A north Winnipeg church has waded into the debate over the NDP’s anti-bullying law.
But Rev. Mary Best said a sign posted outside the Atlantic-Garden City United Church is intended to calm the waters and not stir the pot.
It’s also in response to criticism against the Bill 18 from some Christian groups, which claim the proposed legislation infringes on their constitutional right of religious freedom by stipulating Manitoba schools recognize gay and lesbians high school students.
Best said that kind of thinking doesn’t ring with the words of Jesus Christ.
"In the United Church of Canada we feel that all people are created in God’s image," she said Thursday. "We also believe that Jesus would not discriminate."
Best also said the recent debate over Bill 18, particularly the position taken by some evangelical churches in Steinbach and Winnipeg, does not represent the view of all Christians.
"We as Christians need to take a stand against bullying," she said.
She also said the debate has sidetracked discussions in congregations and among the public on the real purpose of Bill 18 — the need to protect children.
Best added the decision to put up the sign was made by her in discussion with several parishioners.
The church recently celebrated its 85th anniversary at the corner of Atlantic Avenue and Arlington Street.
Education Minister Nancy Allan introduced Bill 18 last fall in part in response to the suicide of Amanda Todd, a Grade 10 student from British Columbia who had posted a revealing picture of her breasts and then was hounded relentlessly on the Internet.

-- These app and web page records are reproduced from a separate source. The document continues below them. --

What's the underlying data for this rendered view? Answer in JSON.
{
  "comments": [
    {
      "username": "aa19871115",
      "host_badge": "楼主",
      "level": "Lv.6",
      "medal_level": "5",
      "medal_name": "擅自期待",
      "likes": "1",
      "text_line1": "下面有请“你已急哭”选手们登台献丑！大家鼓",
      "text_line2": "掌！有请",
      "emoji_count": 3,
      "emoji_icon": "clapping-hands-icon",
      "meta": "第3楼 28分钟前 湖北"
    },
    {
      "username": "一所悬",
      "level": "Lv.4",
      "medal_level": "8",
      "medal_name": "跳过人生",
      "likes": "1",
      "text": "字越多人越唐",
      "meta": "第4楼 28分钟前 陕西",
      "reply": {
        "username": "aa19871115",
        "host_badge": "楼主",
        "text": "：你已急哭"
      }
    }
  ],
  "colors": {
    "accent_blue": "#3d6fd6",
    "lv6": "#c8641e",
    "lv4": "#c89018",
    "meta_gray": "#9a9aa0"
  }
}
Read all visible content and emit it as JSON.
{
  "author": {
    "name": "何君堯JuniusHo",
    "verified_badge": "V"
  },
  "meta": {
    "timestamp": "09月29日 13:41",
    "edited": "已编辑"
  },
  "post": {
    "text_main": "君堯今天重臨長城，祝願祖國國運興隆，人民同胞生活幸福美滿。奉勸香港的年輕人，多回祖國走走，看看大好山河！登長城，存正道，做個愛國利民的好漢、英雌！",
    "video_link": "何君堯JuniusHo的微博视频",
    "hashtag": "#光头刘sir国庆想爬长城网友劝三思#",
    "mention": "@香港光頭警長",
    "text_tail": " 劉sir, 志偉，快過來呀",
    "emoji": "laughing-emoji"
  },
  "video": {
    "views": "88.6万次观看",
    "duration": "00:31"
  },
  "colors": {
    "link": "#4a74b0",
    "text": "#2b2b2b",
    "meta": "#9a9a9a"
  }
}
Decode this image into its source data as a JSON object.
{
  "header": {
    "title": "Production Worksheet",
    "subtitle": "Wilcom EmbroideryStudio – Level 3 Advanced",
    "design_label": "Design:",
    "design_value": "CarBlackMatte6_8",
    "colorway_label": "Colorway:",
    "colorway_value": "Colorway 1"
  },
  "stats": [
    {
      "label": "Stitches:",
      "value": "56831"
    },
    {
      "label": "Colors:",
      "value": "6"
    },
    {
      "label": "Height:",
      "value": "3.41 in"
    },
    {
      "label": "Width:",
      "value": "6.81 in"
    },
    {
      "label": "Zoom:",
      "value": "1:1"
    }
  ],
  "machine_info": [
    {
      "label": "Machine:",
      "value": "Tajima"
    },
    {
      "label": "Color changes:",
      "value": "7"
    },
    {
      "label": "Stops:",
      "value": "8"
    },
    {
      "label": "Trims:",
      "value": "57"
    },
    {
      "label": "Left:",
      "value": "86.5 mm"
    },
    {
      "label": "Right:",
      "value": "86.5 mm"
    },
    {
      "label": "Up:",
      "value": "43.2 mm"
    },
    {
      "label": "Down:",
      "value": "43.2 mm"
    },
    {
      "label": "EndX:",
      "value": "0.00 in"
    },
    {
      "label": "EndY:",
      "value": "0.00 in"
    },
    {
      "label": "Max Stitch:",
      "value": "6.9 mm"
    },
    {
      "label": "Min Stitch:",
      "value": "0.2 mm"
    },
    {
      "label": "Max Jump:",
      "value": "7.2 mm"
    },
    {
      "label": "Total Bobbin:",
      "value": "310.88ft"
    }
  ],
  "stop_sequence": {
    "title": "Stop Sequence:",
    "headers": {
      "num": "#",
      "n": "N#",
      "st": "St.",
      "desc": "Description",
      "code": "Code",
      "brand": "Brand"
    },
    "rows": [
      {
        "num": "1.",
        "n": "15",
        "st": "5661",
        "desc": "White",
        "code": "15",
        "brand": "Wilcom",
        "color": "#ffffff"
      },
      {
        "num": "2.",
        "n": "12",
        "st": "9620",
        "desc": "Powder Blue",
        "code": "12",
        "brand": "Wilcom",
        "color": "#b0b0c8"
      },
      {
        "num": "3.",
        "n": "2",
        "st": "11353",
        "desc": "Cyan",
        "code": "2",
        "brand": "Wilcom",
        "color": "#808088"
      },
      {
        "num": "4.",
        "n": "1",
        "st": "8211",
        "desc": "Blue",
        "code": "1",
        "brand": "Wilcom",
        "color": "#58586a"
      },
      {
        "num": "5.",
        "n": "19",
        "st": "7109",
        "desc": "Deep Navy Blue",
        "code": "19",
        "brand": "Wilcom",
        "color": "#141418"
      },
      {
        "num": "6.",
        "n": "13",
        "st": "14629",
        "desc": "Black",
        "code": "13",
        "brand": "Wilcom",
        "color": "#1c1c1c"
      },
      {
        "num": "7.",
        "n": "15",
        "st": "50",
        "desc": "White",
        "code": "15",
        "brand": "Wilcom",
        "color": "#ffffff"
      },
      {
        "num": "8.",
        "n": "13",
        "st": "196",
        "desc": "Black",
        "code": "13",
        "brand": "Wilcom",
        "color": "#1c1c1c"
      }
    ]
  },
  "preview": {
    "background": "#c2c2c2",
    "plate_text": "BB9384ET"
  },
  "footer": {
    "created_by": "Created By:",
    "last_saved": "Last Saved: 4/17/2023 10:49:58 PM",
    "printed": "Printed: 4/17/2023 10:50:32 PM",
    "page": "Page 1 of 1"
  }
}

She took her life Oct. 10 last year. Todd, 15, posted a video on YouTube in which she used flash cards to tell of her experience of being bullied.
Allan’s bill, which is not law yet, says schools must promote gender equity, anti-racism and the awareness and understanding of, and respect for, people of all sexual orientations and gender identities.
It also says schools must use the name gay-straight alliance, "or any other name that is consistent with the promotion of a positive school environment that is inclusive and accepting of all pupils."
Late last week federal Public Safety Minister and Steinbach MP Vic Toews said in a letter to his constituents that he believed that last provision violates Canada's Charter of Rights and Freedoms by infringing on freedom of religion.
"If the provincial legislature does not amend Bill 18 to address concerns of faith-based organizations, school and communities, the only remedy may be an application to the courts to decide if the legislation is compliant with Canada's Charter of Rights and Freedoms," Toews said in the letter.